CHICAGO — A same-sex marriage bill in Illinois stalled in the Senate after gaining traction from a coalition that includes President Obama and the chairman of the state Republican Party, Pat Brady.
While the bill emerged Thursday from a Senate committee, the full chamber declined to vote on the measure, raising the prospect that final action may be delayed until a new legislative session that begins next week. Sponsors postponed the vote because some senators who support making Illinois the 10th state to legalize such unions were absent.
If the House of Representatives takes up the measure when it convenes next week, the Senate may return to vote on it. While supporters weren’t counting on that, they predicted the measure would eventually pass.
‘‘Whether next week, next month, this spring, or in the months ahead, freedom to marry for same-sex couples will be won in the Illinois General Assembly or in the courts,’’ John Knight, who handles gay issues for the American Civil Liberties Union of Illinois, said in a statement from the Chicago office.
On the heels of the first ballot-box victories for gay marriage in November, the effort took shape quickly during the waning days of the legislative session, which many lawmakers expected to be dominated by solving a $97 billion unfunded pension liability.
Elected officials who often avoid commenting on state matters have added their voices to the debate.
‘‘I urge you to vote for marriage equality in Illinois so that our state can be part of the emerging national consensus on this issue of justice,’’ Democratic US Senator Dick Durbin said yesterday in a letter released from his Washington office.
Same-sex couples are now able to marry in nine states and the District of Columbia, home to a combined 14 percent of the US population. In November, voters in Washington, Maryland, and Maine approved the practice. While 30 states have constitutional amendments defining marriage as a pact between a man and a woman only, Delaware, Hawaii, Minnesota, New Jersey, and Rhode Island lawmakers plan to consider or revisit legalization this year.
Brady, the Republican chairman, said he was putting his ‘‘full support’’ behind the bill. ‘‘It strengthens families and reinforces a key Republican value — that the law should treat all citizens equally,’’ Brady told the Chicago Sun-Times in an article published Jan. 2.
A coalition of religious leaders opposes the Illinois bill, and the National Organization for Marriage pledged Thursday to defeat any Republican who votes for it.

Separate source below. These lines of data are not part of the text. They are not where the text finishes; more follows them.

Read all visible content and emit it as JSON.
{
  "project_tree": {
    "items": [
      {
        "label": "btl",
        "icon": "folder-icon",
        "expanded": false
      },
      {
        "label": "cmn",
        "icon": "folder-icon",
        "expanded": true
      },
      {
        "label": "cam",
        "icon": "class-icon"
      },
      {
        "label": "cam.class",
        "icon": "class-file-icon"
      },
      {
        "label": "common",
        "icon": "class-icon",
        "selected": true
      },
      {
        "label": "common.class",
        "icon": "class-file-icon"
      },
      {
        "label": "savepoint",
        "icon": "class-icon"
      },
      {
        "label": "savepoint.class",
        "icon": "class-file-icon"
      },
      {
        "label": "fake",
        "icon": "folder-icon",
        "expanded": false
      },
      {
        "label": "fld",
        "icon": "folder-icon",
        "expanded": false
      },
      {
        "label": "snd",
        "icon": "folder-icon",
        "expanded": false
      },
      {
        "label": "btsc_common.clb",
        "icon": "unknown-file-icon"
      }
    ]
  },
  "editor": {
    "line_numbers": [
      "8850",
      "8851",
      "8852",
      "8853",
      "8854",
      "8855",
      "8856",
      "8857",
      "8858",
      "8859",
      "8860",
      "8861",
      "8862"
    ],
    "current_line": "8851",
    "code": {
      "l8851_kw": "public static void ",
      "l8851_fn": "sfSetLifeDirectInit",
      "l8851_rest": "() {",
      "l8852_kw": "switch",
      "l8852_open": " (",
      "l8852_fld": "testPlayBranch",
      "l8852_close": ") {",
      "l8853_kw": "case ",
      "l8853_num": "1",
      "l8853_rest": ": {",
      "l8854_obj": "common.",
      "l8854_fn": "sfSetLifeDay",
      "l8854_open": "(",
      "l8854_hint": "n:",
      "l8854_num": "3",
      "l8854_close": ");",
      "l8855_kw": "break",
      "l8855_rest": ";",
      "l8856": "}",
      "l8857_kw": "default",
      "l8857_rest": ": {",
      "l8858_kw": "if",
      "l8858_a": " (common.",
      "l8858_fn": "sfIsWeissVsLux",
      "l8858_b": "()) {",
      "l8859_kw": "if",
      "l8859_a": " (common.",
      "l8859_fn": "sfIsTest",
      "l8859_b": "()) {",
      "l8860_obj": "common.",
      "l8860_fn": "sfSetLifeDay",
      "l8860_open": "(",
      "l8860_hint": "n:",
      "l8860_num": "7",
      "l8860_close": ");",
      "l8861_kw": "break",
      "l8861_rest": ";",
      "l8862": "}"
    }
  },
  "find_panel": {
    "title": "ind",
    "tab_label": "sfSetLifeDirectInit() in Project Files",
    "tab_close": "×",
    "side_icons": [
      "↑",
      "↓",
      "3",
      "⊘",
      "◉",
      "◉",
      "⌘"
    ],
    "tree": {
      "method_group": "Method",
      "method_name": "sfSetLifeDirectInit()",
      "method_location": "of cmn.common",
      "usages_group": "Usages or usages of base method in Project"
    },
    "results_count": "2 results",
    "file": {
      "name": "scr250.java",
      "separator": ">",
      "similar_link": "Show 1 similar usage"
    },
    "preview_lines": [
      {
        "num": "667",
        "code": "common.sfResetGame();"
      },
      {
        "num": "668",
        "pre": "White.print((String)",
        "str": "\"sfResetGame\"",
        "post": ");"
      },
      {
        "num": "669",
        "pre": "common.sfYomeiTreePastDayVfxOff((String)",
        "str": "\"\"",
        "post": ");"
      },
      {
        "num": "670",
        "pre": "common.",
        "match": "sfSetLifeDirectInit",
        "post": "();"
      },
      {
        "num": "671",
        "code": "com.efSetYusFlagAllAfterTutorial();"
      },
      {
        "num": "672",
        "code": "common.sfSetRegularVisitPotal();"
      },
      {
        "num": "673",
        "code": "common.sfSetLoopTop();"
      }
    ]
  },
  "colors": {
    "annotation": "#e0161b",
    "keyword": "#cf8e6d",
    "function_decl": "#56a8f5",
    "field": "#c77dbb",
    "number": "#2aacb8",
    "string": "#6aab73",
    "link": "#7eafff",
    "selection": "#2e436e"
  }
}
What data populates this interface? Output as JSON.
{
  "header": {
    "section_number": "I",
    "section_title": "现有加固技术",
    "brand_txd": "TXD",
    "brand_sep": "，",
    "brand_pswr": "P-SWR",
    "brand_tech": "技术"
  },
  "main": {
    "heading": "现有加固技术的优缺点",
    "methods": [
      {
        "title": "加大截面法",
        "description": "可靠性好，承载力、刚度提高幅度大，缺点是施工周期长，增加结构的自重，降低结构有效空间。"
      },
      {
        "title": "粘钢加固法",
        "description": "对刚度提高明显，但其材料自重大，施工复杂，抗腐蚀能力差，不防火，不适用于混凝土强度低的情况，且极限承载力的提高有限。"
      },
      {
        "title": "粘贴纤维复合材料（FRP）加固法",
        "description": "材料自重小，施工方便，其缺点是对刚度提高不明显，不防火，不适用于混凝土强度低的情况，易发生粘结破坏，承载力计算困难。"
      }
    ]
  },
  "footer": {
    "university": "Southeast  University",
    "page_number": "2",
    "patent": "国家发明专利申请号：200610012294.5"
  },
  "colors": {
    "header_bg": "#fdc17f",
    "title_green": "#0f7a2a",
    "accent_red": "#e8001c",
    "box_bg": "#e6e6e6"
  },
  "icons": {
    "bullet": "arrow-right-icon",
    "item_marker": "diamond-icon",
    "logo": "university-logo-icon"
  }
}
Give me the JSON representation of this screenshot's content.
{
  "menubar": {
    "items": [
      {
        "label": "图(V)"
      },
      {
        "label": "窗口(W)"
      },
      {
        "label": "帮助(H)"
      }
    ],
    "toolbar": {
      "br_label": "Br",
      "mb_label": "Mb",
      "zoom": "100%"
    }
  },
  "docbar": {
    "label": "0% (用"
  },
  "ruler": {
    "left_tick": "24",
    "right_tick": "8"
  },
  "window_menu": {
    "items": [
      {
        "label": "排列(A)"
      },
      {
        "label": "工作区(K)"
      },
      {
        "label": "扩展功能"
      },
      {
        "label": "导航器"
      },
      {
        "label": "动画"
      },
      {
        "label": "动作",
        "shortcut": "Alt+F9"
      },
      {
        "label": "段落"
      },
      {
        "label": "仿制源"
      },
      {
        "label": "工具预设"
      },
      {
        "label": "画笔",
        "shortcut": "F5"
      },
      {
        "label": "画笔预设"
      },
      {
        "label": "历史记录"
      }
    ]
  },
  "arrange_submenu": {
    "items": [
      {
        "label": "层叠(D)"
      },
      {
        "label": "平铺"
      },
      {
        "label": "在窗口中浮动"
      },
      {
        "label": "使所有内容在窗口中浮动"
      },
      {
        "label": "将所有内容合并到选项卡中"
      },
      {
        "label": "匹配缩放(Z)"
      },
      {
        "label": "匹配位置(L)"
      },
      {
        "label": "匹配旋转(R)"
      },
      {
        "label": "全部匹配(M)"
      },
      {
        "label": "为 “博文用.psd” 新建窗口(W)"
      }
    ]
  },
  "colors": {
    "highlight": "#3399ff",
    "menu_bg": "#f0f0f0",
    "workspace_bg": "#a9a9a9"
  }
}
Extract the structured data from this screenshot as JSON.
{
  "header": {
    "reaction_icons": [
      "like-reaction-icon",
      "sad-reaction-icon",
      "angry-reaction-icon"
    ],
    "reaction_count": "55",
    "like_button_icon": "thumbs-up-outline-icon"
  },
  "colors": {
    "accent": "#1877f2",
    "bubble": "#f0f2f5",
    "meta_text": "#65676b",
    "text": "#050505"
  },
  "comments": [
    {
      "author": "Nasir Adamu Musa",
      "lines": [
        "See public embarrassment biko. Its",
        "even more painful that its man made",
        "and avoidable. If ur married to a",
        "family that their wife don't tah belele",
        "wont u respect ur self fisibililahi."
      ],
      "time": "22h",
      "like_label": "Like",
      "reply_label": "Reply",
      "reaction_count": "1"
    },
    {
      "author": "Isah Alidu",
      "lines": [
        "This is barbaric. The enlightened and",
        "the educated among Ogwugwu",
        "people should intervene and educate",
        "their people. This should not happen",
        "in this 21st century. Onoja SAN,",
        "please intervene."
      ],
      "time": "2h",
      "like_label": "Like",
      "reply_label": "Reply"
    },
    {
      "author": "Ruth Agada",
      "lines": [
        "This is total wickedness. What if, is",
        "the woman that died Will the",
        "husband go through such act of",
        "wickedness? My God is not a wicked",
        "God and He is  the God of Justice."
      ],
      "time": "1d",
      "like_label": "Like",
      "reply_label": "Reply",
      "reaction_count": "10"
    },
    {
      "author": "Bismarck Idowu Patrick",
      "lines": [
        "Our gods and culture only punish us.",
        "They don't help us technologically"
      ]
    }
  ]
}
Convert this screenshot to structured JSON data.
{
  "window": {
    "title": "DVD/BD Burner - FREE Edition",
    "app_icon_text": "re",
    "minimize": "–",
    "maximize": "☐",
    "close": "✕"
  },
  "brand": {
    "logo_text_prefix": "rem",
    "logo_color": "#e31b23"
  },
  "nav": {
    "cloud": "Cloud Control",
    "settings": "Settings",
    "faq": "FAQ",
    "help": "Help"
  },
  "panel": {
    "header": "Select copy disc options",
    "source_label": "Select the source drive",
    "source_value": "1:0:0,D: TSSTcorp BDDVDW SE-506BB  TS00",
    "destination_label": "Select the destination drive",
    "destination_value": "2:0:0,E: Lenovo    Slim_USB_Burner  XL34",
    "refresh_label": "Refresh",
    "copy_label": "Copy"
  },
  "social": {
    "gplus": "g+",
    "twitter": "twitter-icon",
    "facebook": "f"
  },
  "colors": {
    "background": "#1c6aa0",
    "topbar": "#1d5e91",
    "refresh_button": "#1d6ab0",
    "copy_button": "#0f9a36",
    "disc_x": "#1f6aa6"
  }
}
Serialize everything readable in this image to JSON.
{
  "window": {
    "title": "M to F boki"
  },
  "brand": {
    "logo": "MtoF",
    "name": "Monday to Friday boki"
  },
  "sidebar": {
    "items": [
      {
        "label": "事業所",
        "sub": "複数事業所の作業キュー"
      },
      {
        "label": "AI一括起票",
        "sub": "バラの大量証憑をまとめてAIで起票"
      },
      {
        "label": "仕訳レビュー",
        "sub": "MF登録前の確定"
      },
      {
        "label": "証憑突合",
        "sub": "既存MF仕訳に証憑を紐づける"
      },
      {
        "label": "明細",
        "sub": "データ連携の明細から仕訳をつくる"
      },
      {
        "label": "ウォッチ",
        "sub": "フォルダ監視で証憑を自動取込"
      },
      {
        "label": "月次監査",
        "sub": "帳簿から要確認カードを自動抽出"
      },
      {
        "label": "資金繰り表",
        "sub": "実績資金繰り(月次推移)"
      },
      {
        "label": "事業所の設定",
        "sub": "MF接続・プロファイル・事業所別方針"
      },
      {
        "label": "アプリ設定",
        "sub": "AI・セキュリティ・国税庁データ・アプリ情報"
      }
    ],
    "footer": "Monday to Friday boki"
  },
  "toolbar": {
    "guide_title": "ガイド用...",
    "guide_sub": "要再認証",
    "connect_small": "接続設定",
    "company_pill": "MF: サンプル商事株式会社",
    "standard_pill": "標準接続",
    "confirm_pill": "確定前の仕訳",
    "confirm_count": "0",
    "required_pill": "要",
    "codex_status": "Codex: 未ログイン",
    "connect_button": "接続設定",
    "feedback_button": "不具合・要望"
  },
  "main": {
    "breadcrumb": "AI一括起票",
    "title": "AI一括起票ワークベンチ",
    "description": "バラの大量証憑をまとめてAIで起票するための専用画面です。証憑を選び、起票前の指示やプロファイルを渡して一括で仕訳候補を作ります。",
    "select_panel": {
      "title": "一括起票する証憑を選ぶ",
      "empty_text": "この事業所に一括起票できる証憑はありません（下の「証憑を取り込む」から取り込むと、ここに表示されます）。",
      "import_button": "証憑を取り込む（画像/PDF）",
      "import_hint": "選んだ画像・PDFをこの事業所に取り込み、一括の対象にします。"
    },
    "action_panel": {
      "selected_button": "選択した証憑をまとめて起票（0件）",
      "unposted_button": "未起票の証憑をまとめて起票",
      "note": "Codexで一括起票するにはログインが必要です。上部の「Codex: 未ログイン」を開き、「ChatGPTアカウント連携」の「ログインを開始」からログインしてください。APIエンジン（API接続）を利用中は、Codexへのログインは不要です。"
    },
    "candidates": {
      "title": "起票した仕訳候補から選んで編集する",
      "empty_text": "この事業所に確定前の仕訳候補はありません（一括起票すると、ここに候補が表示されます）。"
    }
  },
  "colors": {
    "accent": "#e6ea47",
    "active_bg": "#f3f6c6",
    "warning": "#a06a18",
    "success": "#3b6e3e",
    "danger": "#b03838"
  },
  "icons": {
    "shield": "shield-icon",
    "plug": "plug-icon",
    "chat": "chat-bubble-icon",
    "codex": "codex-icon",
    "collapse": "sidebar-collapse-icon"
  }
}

The group also called Brady ‘‘unfit’’ to continue as chairman of the party. Brady didn’t return a telephone call seeking comment.
The Washington-based group targeted lawmakers who voted for same-sex marriage in New York, including two Republicans who were defeated at the ballot box last year.
‘‘Any Republican in Illinois who betrays the cause of marriage will be casting a career-ending vote and will be held accountable to their constituents,’’ Brian Brown, the group’s president, said on the organization’s website. ‘‘We will spend whatever it takes.’’